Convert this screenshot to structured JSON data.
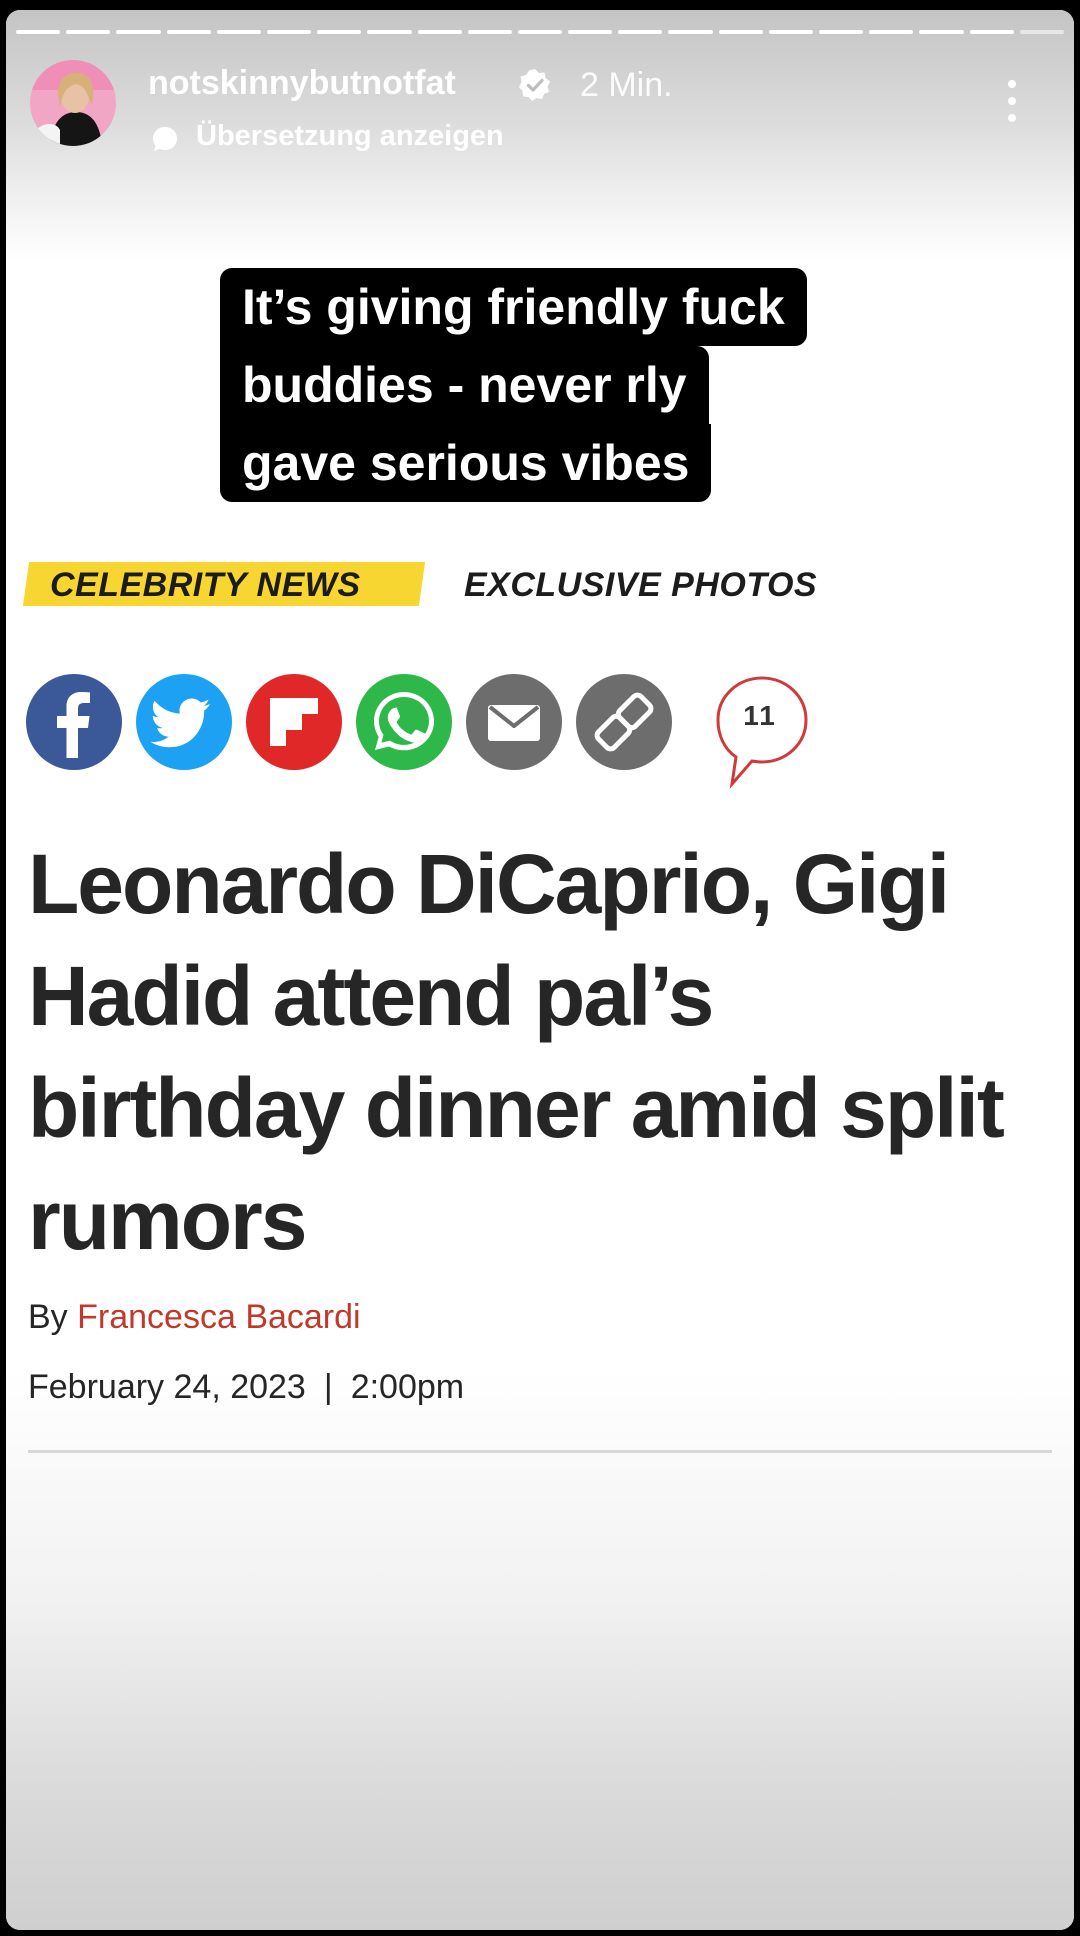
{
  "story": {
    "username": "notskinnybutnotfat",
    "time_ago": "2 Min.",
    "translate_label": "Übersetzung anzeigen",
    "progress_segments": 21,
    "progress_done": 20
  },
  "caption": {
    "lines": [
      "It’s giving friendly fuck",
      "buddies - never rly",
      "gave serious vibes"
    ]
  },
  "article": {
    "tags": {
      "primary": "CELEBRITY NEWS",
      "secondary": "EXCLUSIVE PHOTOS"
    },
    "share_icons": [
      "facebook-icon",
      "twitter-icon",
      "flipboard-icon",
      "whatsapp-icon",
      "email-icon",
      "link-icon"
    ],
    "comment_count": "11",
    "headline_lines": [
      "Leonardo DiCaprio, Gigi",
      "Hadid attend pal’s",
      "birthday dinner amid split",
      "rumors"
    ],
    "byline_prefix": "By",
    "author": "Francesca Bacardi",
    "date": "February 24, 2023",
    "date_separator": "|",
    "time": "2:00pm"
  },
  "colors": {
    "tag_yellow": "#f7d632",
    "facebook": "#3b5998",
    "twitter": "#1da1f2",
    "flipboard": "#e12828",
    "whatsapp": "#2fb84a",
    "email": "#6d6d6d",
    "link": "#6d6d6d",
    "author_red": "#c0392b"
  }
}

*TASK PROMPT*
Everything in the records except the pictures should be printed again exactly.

*OUTPUT OF THE TASK*
Convert this screenshot to structured JSON data.
{
  "story": {
    "username": "notskinnybutnotfat",
    "time_ago": "2 Min.",
    "translate_label": "Übersetzung anzeigen",
    "progress_segments": 21,
    "progress_done": 20
  },
  "caption": {
    "lines": [
      "It’s giving friendly fuck",
      "buddies - never rly",
      "gave serious vibes"
    ]
  },
  "article": {
    "tags": {
      "primary": "CELEBRITY NEWS",
      "secondary": "EXCLUSIVE PHOTOS"
    },
    "share_icons": [
      "facebook-icon",
      "twitter-icon",
      "flipboard-icon",
      "whatsapp-icon",
      "email-icon",
      "link-icon"
    ],
    "comment_count": "11",
    "headline_lines": [
      "Leonardo DiCaprio, Gigi",
      "Hadid attend pal’s",
      "birthday dinner amid split",
      "rumors"
    ],
    "byline_prefix": "By",
    "author": "Francesca Bacardi",
    "date": "February 24, 2023",
    "date_separator": "|",
    "time": "2:00pm"
  },
  "colors": {
    "tag_yellow": "#f7d632",
    "facebook": "#3b5998",
    "twitter": "#1da1f2",
    "flipboard": "#e12828",
    "whatsapp": "#2fb84a",
    "email": "#6d6d6d",
    "link": "#6d6d6d",
    "author_red": "#c0392b"
  }
}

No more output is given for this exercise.